*** Entries supplied ***

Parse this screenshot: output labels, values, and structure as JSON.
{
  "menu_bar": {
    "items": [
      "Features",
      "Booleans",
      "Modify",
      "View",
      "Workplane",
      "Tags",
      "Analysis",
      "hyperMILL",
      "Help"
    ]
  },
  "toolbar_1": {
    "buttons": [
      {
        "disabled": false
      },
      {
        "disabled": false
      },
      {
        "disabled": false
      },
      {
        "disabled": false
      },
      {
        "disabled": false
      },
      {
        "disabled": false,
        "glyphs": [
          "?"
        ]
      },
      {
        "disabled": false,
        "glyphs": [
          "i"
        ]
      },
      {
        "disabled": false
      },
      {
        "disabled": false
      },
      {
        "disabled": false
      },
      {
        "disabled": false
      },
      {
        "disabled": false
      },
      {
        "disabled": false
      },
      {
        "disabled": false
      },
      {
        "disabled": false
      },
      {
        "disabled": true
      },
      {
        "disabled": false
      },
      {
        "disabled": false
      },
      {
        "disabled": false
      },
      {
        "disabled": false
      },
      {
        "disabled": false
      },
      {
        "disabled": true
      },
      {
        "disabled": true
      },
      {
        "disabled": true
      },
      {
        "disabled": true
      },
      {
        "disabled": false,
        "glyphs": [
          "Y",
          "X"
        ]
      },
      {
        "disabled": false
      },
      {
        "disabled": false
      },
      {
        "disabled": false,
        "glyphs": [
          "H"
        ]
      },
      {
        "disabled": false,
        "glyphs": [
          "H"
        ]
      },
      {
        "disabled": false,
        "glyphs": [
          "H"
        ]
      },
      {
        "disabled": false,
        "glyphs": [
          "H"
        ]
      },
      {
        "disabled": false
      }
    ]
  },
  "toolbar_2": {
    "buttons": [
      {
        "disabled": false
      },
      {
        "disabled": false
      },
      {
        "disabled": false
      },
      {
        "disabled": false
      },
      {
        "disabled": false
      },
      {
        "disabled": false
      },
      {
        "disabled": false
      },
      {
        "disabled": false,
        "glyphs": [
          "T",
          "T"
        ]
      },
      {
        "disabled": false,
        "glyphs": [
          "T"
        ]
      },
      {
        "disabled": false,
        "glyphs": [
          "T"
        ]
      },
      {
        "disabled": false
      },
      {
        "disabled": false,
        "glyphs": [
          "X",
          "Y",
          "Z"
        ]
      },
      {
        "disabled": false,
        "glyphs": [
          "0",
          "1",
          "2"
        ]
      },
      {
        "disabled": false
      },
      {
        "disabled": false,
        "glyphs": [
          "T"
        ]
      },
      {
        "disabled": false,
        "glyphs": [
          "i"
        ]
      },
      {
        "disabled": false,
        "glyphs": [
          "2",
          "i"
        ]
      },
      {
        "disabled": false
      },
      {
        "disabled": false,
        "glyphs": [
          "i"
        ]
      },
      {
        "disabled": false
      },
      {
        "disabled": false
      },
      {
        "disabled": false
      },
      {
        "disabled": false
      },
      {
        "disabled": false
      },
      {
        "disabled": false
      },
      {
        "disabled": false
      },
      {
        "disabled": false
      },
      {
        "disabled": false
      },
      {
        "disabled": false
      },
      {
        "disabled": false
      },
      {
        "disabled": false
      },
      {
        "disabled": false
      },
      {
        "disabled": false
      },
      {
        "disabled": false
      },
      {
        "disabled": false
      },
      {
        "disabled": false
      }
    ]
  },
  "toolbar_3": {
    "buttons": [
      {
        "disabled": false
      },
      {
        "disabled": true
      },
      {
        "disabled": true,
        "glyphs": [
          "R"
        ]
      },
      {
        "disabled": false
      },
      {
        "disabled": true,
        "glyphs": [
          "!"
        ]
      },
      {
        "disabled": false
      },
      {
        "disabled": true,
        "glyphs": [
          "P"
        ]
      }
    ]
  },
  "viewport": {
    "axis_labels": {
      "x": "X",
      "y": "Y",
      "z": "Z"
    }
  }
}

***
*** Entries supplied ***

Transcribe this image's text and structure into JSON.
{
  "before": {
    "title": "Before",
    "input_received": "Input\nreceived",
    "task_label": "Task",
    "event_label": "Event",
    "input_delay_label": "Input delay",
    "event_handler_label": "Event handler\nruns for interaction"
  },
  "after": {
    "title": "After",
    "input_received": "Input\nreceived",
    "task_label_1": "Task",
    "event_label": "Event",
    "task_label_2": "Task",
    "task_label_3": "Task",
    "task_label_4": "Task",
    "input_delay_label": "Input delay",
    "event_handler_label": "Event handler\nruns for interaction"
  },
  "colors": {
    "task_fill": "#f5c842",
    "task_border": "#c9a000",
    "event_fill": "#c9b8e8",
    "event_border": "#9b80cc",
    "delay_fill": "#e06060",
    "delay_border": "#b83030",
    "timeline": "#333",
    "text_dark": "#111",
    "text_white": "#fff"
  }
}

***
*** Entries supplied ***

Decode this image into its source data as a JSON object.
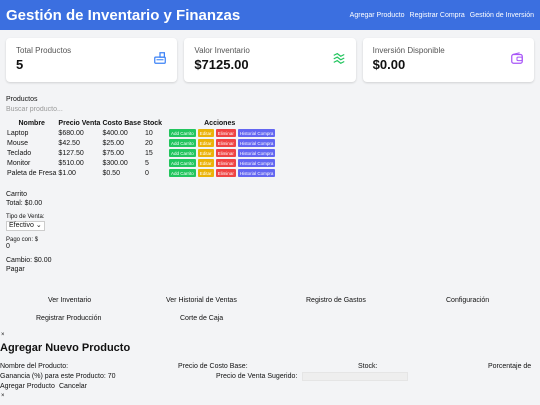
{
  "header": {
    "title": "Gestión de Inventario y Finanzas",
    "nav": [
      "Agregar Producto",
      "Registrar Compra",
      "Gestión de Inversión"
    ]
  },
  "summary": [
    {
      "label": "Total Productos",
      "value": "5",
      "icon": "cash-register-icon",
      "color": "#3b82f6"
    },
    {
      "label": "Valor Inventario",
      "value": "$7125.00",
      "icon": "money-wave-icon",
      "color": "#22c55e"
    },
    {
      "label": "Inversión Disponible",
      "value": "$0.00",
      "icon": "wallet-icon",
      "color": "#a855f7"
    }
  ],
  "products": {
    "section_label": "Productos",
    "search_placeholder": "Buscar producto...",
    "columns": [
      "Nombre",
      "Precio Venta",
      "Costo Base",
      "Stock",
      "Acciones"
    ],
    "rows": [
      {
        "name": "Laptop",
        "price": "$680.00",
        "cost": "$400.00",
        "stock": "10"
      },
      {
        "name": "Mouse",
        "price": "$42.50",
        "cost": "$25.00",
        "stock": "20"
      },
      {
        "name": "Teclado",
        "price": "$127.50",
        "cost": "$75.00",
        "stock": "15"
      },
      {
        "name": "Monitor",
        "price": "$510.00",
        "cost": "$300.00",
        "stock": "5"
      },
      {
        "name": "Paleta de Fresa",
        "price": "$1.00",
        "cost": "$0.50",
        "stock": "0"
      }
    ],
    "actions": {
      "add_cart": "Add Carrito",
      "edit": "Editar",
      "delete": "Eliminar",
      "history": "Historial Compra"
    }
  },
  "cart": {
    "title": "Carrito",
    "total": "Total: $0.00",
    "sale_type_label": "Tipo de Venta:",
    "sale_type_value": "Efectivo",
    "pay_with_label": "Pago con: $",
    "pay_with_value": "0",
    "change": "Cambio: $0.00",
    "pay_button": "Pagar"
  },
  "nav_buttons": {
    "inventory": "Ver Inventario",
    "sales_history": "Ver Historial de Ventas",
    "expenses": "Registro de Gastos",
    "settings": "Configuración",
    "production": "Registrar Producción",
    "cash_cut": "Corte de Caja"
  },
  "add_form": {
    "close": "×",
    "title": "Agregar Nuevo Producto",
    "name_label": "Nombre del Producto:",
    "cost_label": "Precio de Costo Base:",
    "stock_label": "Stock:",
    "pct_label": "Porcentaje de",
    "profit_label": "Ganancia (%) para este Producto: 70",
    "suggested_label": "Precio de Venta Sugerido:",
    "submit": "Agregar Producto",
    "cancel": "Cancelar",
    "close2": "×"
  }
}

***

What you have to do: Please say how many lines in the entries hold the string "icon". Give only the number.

Output for this task: 3